  • Require a consumer to return goods within 14 calendar days of cancelling the contract.
  • Allow the trader to withhold a refund until the goods are returned (or evidence of their return is provided).
  • Allow the trader to deduct an amount for the diminished value of the goods when refunding payments.
  • Extend the list of ancillary contracts which will be automatically terminated on termination of a distance or off-premises contract.

This is a good time to check your contracts and processes comply. BIS has published Implementing Guidance which is worth reading to see if and how this will apply to you. However, we can’t understand how BIS can claim their horribly drafted Cancellation Notice complies with the Unfair Terms in Consumer Contracts Regulations 1994, which say that terms in consumer contracts must be in “plain and intelligible language”. Traders will have to make a decision whether to go for safety and use the BIS version or redraft it so that their customers might actually understand it. If you need it we can help.

Contact: Neil Howlett

The Legal Ombudsman and Stamp Duty Land Tax

The Legal Ombudsman (LeO) is one of the routes for redress for client of regulated legal services providers. He has recently been in the press expressing concerns about Stamp Duty Land Tax (SDLT) which is payable in many conveyancing transactions. The LeO hasn’t issued any figures so the extent of the problem isn’t clear. It seems from his examples that it mainly arises from firms which have received money to pay SDLT but have not paid it out, and have become insolvent. That’s wrong, and in some of the instances appears to have been dishonest. The LeO doesn’t deal with disciplining lawyers so we can’t link his examples with disciplinary action taken by the SRA.

The LeO has issued tips for consumers which are sensible:

1. Try and avoid any nasty surprises. Make sure you know from the start how much stamp duty you will have to pay.

H&H will tell you what you should expect to pay when you first contact us.

2. Consider getting like for like quotes.

The LeO warns against firms who charge extra for submitting the SDLT Return, he says typically £75 to £100 on top of their fees. Beware “headline” figures which have extras added.

H&H will give you an estimate for the whole job at the start.

3. Seek confirmation that your lawyer has met the 30 day deadline.

Stamp duty has to be paid within 30 days of completion; we will do that, it is part of our job. If you want us to confirm we have done it please ask and we will. Unless we have submitted the SDLT Return we cannot apply to HM Land Registry to record the transaction so if we tell you we have done that you can be sure we’ve done both.

4. Know your options if the lawyer ceases trading.

This should really be the first – put this way it is like shutting the stable door after the horse has bolted. The first principle should be “Don’t instruct someone you don’t know and trust”. Are you confident they have a good record and are secure? In case you are wondering, H&H does and is

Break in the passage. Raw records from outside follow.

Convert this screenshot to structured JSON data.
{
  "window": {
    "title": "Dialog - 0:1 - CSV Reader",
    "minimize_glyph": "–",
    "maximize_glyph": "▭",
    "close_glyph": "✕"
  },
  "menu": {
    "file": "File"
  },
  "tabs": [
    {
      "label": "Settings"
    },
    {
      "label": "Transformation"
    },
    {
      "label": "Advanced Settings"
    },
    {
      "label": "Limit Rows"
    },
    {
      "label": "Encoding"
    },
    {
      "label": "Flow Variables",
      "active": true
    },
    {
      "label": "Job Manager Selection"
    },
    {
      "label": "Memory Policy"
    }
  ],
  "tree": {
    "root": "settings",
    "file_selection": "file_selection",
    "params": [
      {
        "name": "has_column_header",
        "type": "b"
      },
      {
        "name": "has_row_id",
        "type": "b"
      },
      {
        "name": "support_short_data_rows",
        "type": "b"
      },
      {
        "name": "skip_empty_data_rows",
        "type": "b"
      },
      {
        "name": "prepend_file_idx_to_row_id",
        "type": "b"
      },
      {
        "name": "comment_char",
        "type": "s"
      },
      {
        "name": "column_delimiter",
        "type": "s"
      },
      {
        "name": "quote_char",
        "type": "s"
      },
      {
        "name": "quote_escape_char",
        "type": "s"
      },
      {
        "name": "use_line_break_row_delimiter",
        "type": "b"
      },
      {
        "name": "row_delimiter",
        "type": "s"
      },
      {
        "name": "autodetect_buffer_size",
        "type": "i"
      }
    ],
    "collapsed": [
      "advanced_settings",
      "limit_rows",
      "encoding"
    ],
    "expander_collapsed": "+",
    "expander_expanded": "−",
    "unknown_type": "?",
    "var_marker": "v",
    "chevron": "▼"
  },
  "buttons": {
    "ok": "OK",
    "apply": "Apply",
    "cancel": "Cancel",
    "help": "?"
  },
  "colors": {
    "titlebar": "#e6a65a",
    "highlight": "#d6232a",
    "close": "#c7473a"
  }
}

5. Be wary of fraudulent activity.

There are a lot of new entities in the legal market, some of whom may be good, but some have new adventurous and risky business models. Are they more than just a website? We’re sticking with what we know works, looking after our clients so they come back again.

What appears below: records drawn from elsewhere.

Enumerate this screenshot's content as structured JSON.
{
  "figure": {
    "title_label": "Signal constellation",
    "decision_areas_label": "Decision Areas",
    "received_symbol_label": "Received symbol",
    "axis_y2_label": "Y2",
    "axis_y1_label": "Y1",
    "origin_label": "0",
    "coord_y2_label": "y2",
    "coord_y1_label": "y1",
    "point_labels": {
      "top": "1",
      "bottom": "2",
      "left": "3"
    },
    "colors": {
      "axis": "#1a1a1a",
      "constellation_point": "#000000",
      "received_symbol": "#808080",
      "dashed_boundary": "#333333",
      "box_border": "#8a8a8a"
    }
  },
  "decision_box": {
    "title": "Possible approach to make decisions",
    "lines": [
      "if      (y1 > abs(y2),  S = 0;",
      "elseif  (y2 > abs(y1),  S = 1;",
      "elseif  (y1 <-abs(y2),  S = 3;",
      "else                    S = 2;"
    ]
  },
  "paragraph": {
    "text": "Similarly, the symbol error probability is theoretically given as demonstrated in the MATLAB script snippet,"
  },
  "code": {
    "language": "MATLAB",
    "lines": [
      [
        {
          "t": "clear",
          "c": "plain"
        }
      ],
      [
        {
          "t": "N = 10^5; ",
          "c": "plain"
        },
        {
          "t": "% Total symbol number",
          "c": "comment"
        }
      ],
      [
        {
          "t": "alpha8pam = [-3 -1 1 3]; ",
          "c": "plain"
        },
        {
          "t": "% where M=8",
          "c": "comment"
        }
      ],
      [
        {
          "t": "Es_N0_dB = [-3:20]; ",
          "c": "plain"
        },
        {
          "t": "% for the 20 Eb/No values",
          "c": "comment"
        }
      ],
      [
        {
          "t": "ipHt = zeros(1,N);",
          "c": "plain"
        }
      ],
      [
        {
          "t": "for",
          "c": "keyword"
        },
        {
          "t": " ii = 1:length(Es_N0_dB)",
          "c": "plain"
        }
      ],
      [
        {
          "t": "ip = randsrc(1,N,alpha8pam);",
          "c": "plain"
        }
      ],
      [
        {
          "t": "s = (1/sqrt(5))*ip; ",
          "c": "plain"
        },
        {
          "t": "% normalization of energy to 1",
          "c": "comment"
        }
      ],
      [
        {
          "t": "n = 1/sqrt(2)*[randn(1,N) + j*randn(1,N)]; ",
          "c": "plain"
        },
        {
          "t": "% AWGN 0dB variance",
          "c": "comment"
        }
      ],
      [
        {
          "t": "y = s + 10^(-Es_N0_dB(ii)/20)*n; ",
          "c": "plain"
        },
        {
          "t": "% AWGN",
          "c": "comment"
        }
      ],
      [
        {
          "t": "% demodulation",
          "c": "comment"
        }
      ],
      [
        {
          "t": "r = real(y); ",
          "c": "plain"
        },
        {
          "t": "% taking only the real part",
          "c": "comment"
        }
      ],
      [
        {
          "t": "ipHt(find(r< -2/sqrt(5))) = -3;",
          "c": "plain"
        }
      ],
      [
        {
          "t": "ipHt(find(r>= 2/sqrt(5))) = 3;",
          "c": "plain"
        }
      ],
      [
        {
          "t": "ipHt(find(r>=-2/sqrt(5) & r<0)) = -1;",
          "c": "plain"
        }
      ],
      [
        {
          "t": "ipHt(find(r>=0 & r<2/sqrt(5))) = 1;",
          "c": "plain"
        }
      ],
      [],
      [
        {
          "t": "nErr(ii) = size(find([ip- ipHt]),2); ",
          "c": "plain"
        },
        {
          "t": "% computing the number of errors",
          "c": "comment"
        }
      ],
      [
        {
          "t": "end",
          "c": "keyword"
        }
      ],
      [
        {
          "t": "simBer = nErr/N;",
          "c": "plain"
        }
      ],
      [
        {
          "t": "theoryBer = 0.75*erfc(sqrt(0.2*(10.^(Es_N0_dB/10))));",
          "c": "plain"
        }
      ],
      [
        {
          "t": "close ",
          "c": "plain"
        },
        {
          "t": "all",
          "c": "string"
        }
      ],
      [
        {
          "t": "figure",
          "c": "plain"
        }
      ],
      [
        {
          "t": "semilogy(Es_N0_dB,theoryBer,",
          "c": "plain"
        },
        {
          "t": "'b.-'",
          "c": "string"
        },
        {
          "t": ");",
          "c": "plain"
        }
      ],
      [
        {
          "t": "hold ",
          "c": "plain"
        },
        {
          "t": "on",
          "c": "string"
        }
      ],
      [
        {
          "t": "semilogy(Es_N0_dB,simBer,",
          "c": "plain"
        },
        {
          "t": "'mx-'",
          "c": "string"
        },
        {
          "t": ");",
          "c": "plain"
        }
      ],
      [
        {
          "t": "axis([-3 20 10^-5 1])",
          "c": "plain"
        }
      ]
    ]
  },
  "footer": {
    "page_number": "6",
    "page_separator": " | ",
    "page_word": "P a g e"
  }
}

6. Avoid the temptation to cut corners.

The LeO says “be wary of any scheme offering to reduce your stamp duty liability – if it seems too good to be true it usually is.” We sometimes have to tell clients that “cunning plans” put to them by third parties will not work and may be illegal. The same advice applies to very cheap quotes for work – conveyancing factories may be able to cut their costs but at what price to you?

7. Be clear about lender or builder promotions and what they mean.

Some mortgage lenders will offer to “pay your stamp duty”. Usually, this means the lender will lend you an extra amount equivalent to the stamp duty, so you are still paying it. Similarly, a builder may offer an “allowance” against the house sale price. That’s just marketing; sadly builders don’t yet offer Buy One Get One Free!

If you want to deal with someone you can trust contact the Harris & Harris Conveyancing Department.